## Problem to solve:
Where in the data below does the word "Total" appear? Copy every line that has it.

*** Opening of Information given ***

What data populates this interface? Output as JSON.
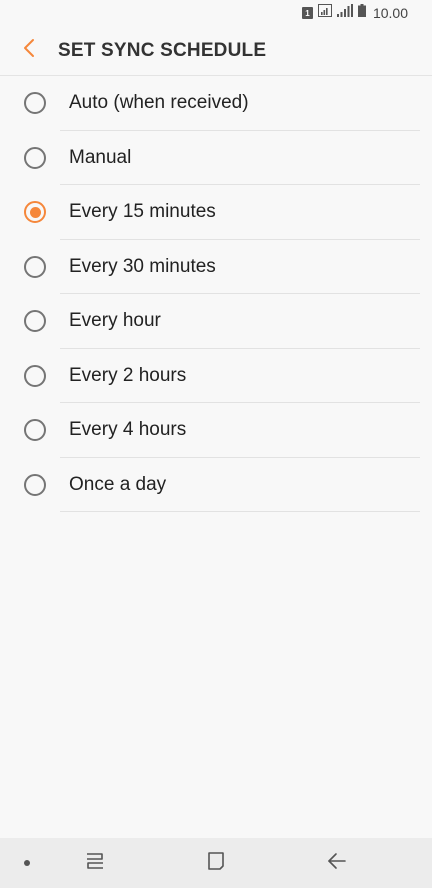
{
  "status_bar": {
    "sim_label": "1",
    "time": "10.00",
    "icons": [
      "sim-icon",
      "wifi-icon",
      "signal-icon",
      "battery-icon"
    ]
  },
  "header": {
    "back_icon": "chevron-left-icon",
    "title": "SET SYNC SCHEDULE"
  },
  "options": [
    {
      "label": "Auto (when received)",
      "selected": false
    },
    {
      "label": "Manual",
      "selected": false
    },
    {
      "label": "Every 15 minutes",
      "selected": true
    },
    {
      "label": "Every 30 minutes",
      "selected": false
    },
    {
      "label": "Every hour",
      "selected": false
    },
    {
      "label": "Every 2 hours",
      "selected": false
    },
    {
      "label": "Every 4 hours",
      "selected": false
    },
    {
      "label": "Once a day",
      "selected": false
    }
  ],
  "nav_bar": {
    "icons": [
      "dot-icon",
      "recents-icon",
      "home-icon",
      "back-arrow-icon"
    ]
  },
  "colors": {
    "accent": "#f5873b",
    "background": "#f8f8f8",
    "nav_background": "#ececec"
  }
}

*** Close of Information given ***
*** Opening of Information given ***

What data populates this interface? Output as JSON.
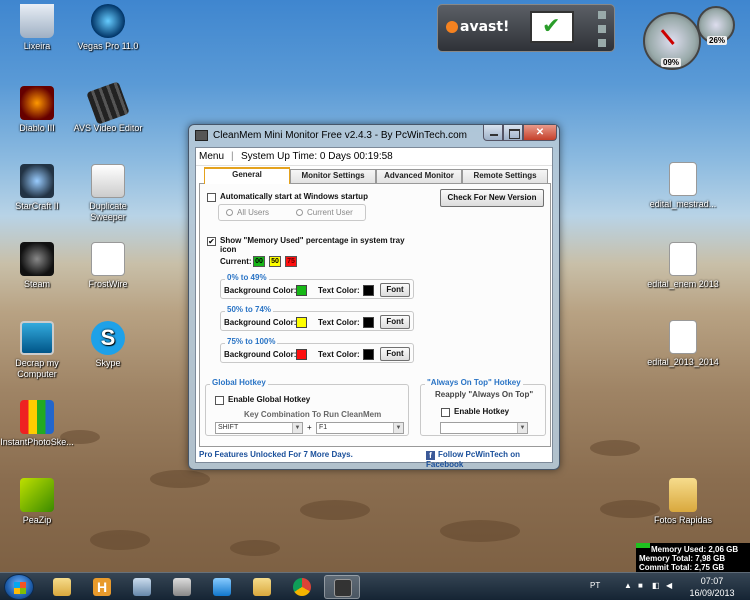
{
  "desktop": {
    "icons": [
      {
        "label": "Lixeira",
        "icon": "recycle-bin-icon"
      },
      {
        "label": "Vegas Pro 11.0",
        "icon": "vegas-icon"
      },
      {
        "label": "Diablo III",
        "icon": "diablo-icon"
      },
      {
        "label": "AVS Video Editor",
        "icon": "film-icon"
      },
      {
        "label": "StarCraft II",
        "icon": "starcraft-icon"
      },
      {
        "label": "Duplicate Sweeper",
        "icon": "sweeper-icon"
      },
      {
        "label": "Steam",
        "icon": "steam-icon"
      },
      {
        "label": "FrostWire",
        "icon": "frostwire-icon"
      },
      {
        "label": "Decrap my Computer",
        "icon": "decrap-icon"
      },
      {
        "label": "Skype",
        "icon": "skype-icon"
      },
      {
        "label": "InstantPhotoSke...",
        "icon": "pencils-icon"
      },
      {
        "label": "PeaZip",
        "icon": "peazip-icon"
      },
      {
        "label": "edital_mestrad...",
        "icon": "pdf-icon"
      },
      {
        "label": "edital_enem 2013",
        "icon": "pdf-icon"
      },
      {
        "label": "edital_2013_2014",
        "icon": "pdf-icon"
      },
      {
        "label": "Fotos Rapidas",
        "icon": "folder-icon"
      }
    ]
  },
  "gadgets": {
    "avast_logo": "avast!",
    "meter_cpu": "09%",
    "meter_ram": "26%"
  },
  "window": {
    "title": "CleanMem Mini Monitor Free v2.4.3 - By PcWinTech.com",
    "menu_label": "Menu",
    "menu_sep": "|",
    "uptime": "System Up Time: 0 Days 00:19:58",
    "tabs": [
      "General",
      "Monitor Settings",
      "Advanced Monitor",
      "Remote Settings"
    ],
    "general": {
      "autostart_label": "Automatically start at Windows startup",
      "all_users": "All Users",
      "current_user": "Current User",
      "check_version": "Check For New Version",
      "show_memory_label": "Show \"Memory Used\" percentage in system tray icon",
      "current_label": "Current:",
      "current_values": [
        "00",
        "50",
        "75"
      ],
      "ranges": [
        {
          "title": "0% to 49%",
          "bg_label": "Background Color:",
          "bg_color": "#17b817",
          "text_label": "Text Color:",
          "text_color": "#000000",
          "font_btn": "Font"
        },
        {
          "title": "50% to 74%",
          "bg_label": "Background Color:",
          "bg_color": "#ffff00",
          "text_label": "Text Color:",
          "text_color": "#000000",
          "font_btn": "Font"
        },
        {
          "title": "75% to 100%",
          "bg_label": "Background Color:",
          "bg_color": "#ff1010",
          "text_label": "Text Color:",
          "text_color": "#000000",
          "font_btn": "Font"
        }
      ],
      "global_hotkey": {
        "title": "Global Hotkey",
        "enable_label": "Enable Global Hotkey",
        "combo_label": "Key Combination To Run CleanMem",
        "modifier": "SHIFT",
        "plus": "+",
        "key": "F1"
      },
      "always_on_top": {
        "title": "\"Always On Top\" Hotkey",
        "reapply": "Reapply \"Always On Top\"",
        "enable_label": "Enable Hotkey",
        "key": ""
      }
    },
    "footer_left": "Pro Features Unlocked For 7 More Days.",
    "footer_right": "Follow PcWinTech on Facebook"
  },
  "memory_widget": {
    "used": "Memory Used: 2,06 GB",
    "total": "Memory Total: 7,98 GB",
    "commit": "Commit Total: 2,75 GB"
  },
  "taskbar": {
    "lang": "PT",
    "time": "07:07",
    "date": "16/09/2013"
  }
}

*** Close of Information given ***

## Response to the task:
    "total": "Memory Total: 7,98 GB",
    "commit": "Commit Total: 2,75 GB"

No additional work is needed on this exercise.